1 in 70 Australians is diagnosed with autism spectrum disorder.

The word spectrum reflects the wide range of difference that people on the spectrum experience and the extent to which they may be affected. No two people on the autism spectrum are alike, and all have unique strengths and interests (Aspect n.d.).

All people on the autism spectrum are affected to some degree in two main areas: social communication and repetitive patterns of behaviour. Autism is also often characterised by sensory sensitivities (Amaze n.d.).

The quality of life for many children and adults is significantly improved by a diagnosis that leads to appropriate evidence-informed intervention or support that recognises individual strengths and interests. (Amaze n.d.).

For a person to be diagnosed with autism they must present with social communication and social interaction difficulties. These difficulties are accompanied by restricted or repetitive behaviours, interests or activities (Aspect n.d.).

Characteristics of autism – Social communication issues (Aspect n.d.):

  • Difficulty understanding non-verbal communication, such as body language
  • Difficulty understanding when and how to appropriately respond in social interactions
  • Trouble developing, understanding and maintaining relationships with others

Characteristics of autism – Repetitive patterns of behaviour (Aspect n.d.):

  • Repetitive use of movement, speech or objects
  • Easily upset by changes to routine, environment, and the familiar
  • Very narrow and intense focus on limited areas of interest

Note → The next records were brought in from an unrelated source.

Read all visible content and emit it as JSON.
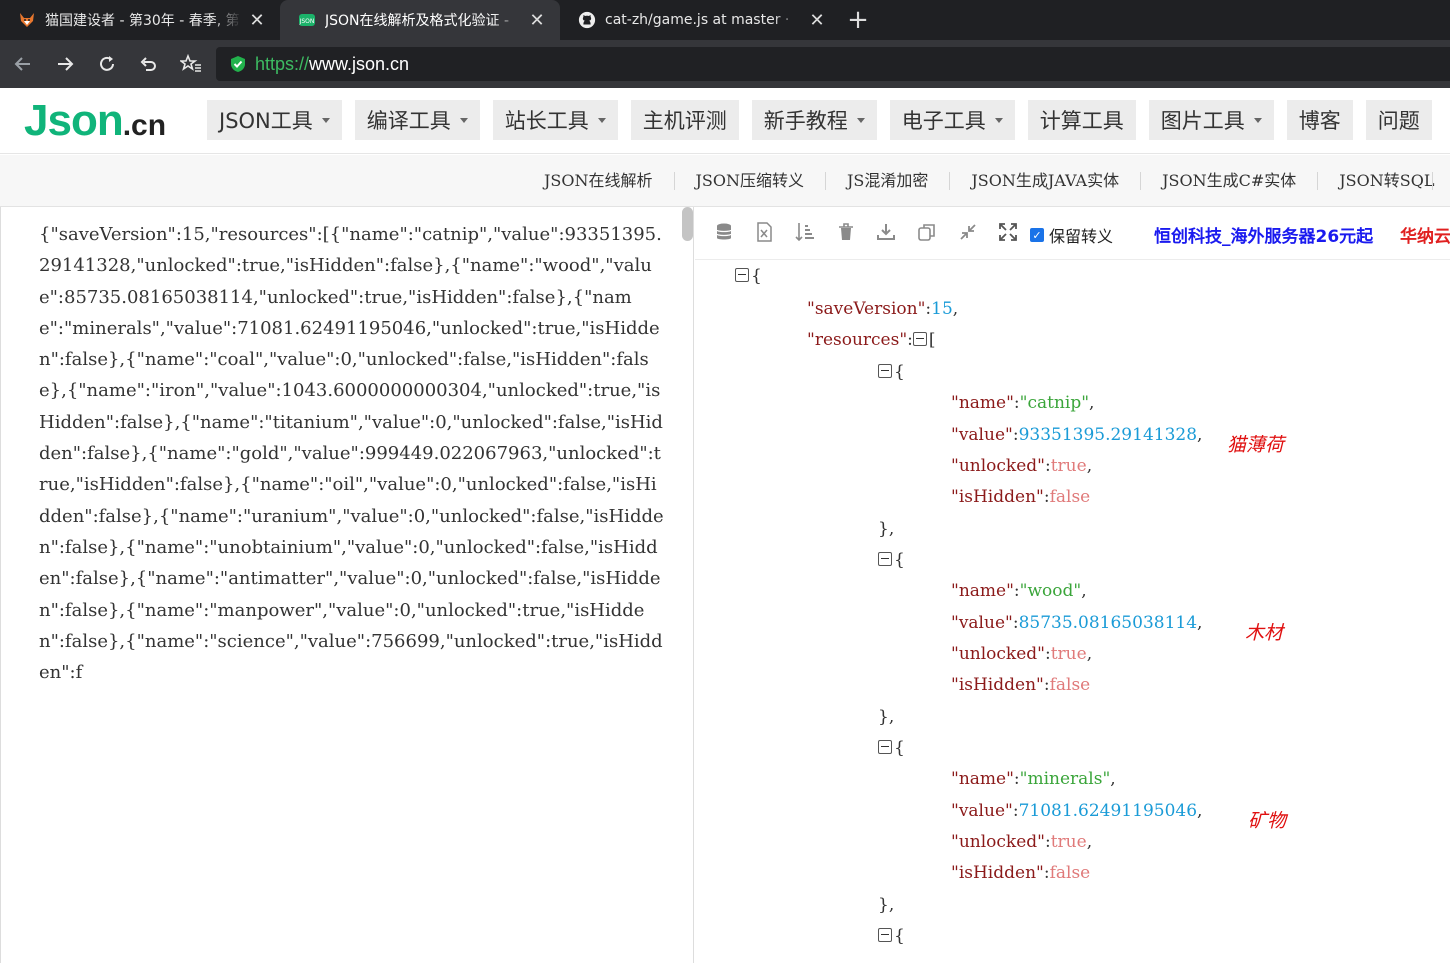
{
  "browser": {
    "tabs": [
      {
        "title": "猫国建设者 - 第30年 - 春季, 第",
        "icon": "fox-icon",
        "active": false
      },
      {
        "title": "JSON在线解析及格式化验证 -",
        "icon": "json-icon",
        "active": true
      },
      {
        "title": "cat-zh/game.js at master · ",
        "icon": "github-icon",
        "active": false
      }
    ],
    "new_tab": "+",
    "close_glyph": "✕",
    "url_scheme": "https://",
    "url_host": "www.json.cn"
  },
  "site": {
    "logo_main": "Json",
    "logo_tld": ".cn",
    "nav": [
      {
        "label": "JSON工具",
        "dropdown": true
      },
      {
        "label": "编译工具",
        "dropdown": true
      },
      {
        "label": "站长工具",
        "dropdown": true
      },
      {
        "label": "主机评测",
        "dropdown": false
      },
      {
        "label": "新手教程",
        "dropdown": true
      },
      {
        "label": "电子工具",
        "dropdown": true
      },
      {
        "label": "计算工具",
        "dropdown": false
      },
      {
        "label": "图片工具",
        "dropdown": true
      },
      {
        "label": "博客",
        "dropdown": false
      },
      {
        "label": "问题",
        "dropdown": false
      }
    ],
    "subnav": [
      "JSON在线解析",
      "JSON压缩转义",
      "JS混淆加密",
      "JSON生成JAVA实体",
      "JSON生成C#实体",
      "JSON转SQL"
    ]
  },
  "editor": {
    "raw_text": "{\"saveVersion\":15,\"resources\":[{\"name\":\"catnip\",\"value\":93351395.29141328,\"unlocked\":true,\"isHidden\":false},{\"name\":\"wood\",\"value\":85735.08165038114,\"unlocked\":true,\"isHidden\":false},{\"name\":\"minerals\",\"value\":71081.62491195046,\"unlocked\":true,\"isHidden\":false},{\"name\":\"coal\",\"value\":0,\"unlocked\":false,\"isHidden\":false},{\"name\":\"iron\",\"value\":1043.6000000000304,\"unlocked\":true,\"isHidden\":false},{\"name\":\"titanium\",\"value\":0,\"unlocked\":false,\"isHidden\":false},{\"name\":\"gold\",\"value\":999449.022067963,\"unlocked\":true,\"isHidden\":false},{\"name\":\"oil\",\"value\":0,\"unlocked\":false,\"isHidden\":false},{\"name\":\"uranium\",\"value\":0,\"unlocked\":false,\"isHidden\":false},{\"name\":\"unobtainium\",\"value\":0,\"unlocked\":false,\"isHidden\":false},{\"name\":\"antimatter\",\"value\":0,\"unlocked\":false,\"isHidden\":false},{\"name\":\"manpower\",\"value\":0,\"unlocked\":true,\"isHidden\":false},{\"name\":\"science\",\"value\":756699,\"unlocked\":true,\"isHidden\":f"
  },
  "viewer": {
    "toolbar_icons": [
      "database-icon",
      "excel-icon",
      "sort-icon",
      "trash-icon",
      "download-icon",
      "copy-icon",
      "compress-icon",
      "expand-icon"
    ],
    "keep_escape_label": "保留转义",
    "keep_escape_checked": true,
    "ad_text_1": "恒创科技_海外服务器26元起",
    "ad_text_2": "华纳云",
    "root_open": "{",
    "save_version_key": "\"saveVersion\"",
    "save_version_value": "15",
    "resources_key": "\"resources\"",
    "array_open": "[",
    "items": [
      {
        "name": "\"catnip\"",
        "value": "93351395.29141328",
        "unlocked": "true",
        "isHidden": "false",
        "annotation": "猫薄荷"
      },
      {
        "name": "\"wood\"",
        "value": "85735.08165038114",
        "unlocked": "true",
        "isHidden": "false",
        "annotation": "木材"
      },
      {
        "name": "\"minerals\"",
        "value": "71081.62491195046",
        "unlocked": "true",
        "isHidden": "false",
        "annotation": "矿物"
      }
    ],
    "key_name": "\"name\"",
    "key_value": "\"value\"",
    "key_unlocked": "\"unlocked\"",
    "key_hidden": "\"isHidden\""
  }
}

Challenges for a Person with Autism

Individuals with autism spectrum disorder (ASD) have the ability and desire to work, but there are still several obstructions. Research overwhelmingly demonstrates disappointing employment outcomes for this group. The vast majority is unemployed and for those who do have gainful employment, underemployment is common. The increased prevalence of ASD coupled with unique social, communication, and behavioral characteristics translate into the need for services to help them achieve employment success. Consideration of individual characteristics including strengths, needs, as well as specific interests, coupled with implementation of proper supports can result in successful and ongoing employment. Specific areas addressed include benefits of employment, state of employment, obstacles to employment, current service options, and an in-depth review of supports needed for success. These supports focus not only on job tasks, but also the interpersonal skills needed to foster a positive work experience (Hendrix 2010, p.125-134). In addition to this, we believe that the obstacles to comfort for a person with ASD are often spatially and environmentally related (e.g. distractions, light, noise etc). As a result of our research, we would like to solve for this discomforts in space.

For a long time, autism has been understood and explained in terms of impairment. In the 1970s, Dr Lorna Wing introduced the concept of a ‘triad of impairments’ that all autistic people share: difficulties with social interaction, social communication and social imagination. Booth (2016, p. 14) posits that although this was a significant step forward in understanding autism at the time, an approach that views autism as part of human neurological diversity is an improved way to look at it.


Aspect (Autism Spectrum Australia) n.d., About Autism, Aspect (Autism Spectrum Australia), viewed 6 June 2019, <>.

Amaze n.d., Understand Autism, Amaze, viewed 6 June 2019, <>.

Booth, J 2016, Autism Equality in the Workplace, Jessica Kingsley, London.

Hendricks D 2010, “‘Autism Spectrum Disorders’: Transition and Employment”, Journal of Vocational Rehabilitation, vol. 32, no. 2, pp. 125-134.

Australian Bureau of Statistics n.d., Autism in Australia, Australian Bureau of Statistics, viewed 10 June 2019, <>.